According to this article by Bonnie Rochman, our thinking about a “full-term” pregnancy isn’t exactly accurate.
Right now, anything prior to 37 weeks is considered “pre-term” and anything beyond that is considered “full-term,” but new studies suggest that there can be a world (or a life) of difference between 37 and 40 weeks: “babies born at 37 weeks had twice the risk of death as 40-weekers, regardless of race or ethnicity.”
And if that isn’t compelling enough, Rochman cites the March of Dimes’ research on the medical cost of early delivery: “Even babies delivered at 37 to 38 weeks can end up costing 10 times as much as a full-term newborn.”
And the pressure to deliver before 40 weeks is huge (pun slightly intended because, yes, when your ankles are as big as your neck or maybe your thighs, but you can’t tell because you haven’t seen your legs beyond the bulging belly in two months, you aren’t really primed for patience). But aside from the physical pressures on an expectant mother, there are social and psychological ones.
I went into labor on my due date—exactly 40 weeks. I had been offered the chance to induce almost three weeks before that and turned it down. (I had slightly elevated blood pressure, but it was a one-time spike and it stayed at healthy levels after some monitoring and the baby was measuring big.)
The day I went into labor I had a doctor’s appointment where I had to be monitored for about an hour to make sure my baby was doing okay. They said this was routine with all “overdue” babies. But she wasn’t overdue. She was right on time.
Friends told me I should just convince the doctor to break my water. I had been in pre-labor for two weeks at that point; I was frustrated, exhausted, and incredibly impatient. But I forced myself not to ask the doctor. I knew that my best chance at a med-free delivery would happen on my body’s schedule.
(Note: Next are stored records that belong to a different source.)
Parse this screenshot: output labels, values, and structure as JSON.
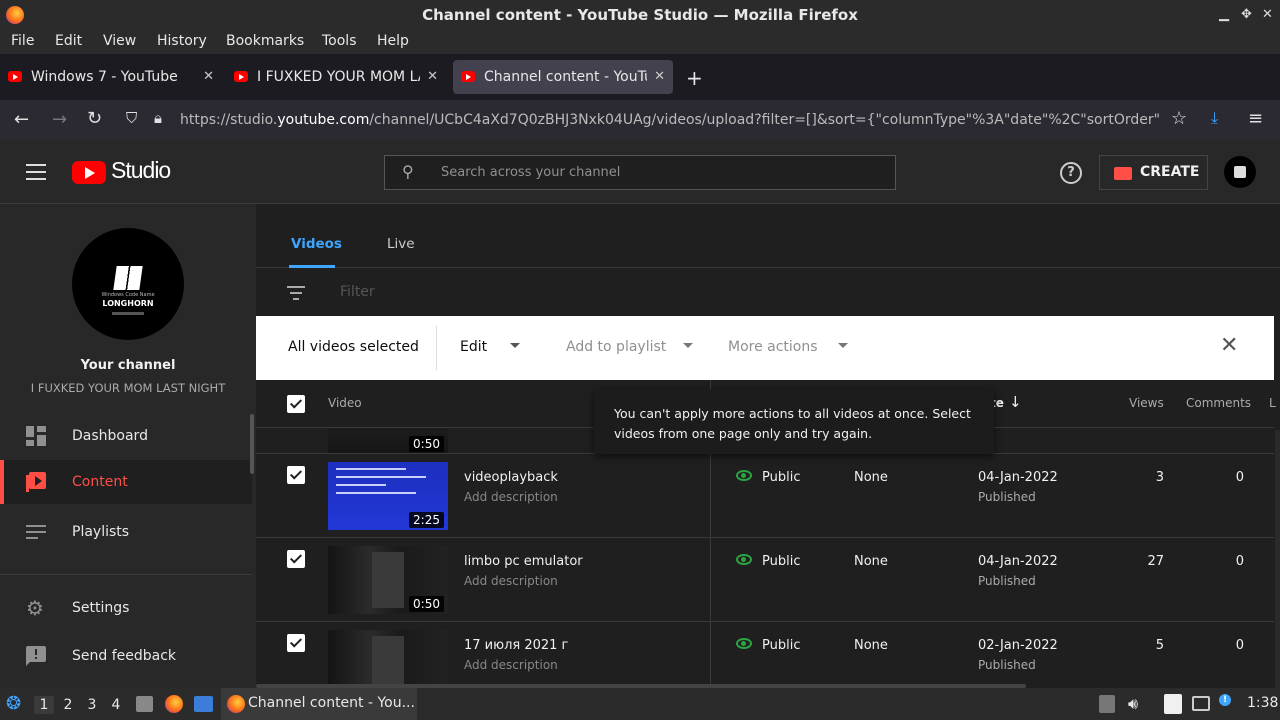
{
  "window": {
    "title": "Channel content - YouTube Studio — Mozilla Firefox"
  },
  "menu": [
    "File",
    "Edit",
    "View",
    "History",
    "Bookmarks",
    "Tools",
    "Help"
  ],
  "tabs": [
    {
      "label": "Windows 7 - YouTube"
    },
    {
      "label": "I FUXKED YOUR MOM LAS"
    },
    {
      "label": "Channel content - YouTub"
    }
  ],
  "url": {
    "scheme": "https://studio.",
    "host": "youtube.com",
    "path": "/channel/UCbC4aXd7Q0zBHJ3Nxk04UAg/videos/upload?filter=[]&sort={\"columnType\"%3A\"date\"%2C\"sortOrder\""
  },
  "studio": {
    "logo_text": "Studio",
    "search_placeholder": "Search across your channel",
    "create_label": "CREATE"
  },
  "channel": {
    "your_channel": "Your channel",
    "name": "I FUXKED YOUR MOM LAST NIGHT",
    "avatar_text": "LONGHORN",
    "avatar_small": "Windows Code Name"
  },
  "sidebar": {
    "items": [
      {
        "label": "Dashboard"
      },
      {
        "label": "Content"
      },
      {
        "label": "Playlists"
      }
    ],
    "bottom": [
      {
        "label": "Settings"
      },
      {
        "label": "Send feedback"
      }
    ]
  },
  "content": {
    "tabs": [
      "Videos",
      "Live"
    ],
    "filter_placeholder": "Filter",
    "selection_bar": {
      "selected": "All videos selected",
      "edit": "Edit",
      "add_to_playlist": "Add to playlist",
      "more_actions": "More actions"
    },
    "columns": {
      "video": "Video",
      "date": "te",
      "views": "Views",
      "comments": "Comments",
      "likes": "L"
    },
    "tooltip": "You can't apply more actions to all videos at once. Select videos from one page only and try again.",
    "partial_row": {
      "duration": "0:50"
    },
    "rows": [
      {
        "title": "videoplayback",
        "desc": "Add description",
        "duration": "2:25",
        "visibility": "Public",
        "restrictions": "None",
        "date": "04-Jan-2022",
        "status": "Published",
        "views": "3",
        "comments": "0"
      },
      {
        "title": "limbo pc emulator",
        "desc": "Add description",
        "duration": "0:50",
        "visibility": "Public",
        "restrictions": "None",
        "date": "04-Jan-2022",
        "status": "Published",
        "views": "27",
        "comments": "0"
      },
      {
        "title": "17 июля 2021 г",
        "desc": "Add description",
        "duration": "",
        "visibility": "Public",
        "restrictions": "None",
        "date": "02-Jan-2022",
        "status": "Published",
        "views": "5",
        "comments": "0"
      }
    ]
  },
  "taskbar": {
    "workspaces": [
      "1",
      "2",
      "3",
      "4"
    ],
    "window_label": "Channel content - You...",
    "clock": "1:38"
  },
  "colors": {
    "accent": "#3ea6ff",
    "youtube_red": "#ff0000",
    "content_active": "#ff4e45",
    "public_green": "#2ba640"
  }
}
So it makes sense to me that the best chance for a healthy baby would also happen on that schedule. I know there are exceptions to this—true medical emergencies where a baby has to be delivered early—but I know many, many women who have been induced prior to their due dates, and society is quick to blame them for their impatience. But in my experience, the medical community seemed so on board with an early induction that it’s hard to fight the chance to meet your baby a little earlier.
Hopefully research like this will make early inductions dependent upon medical necessity.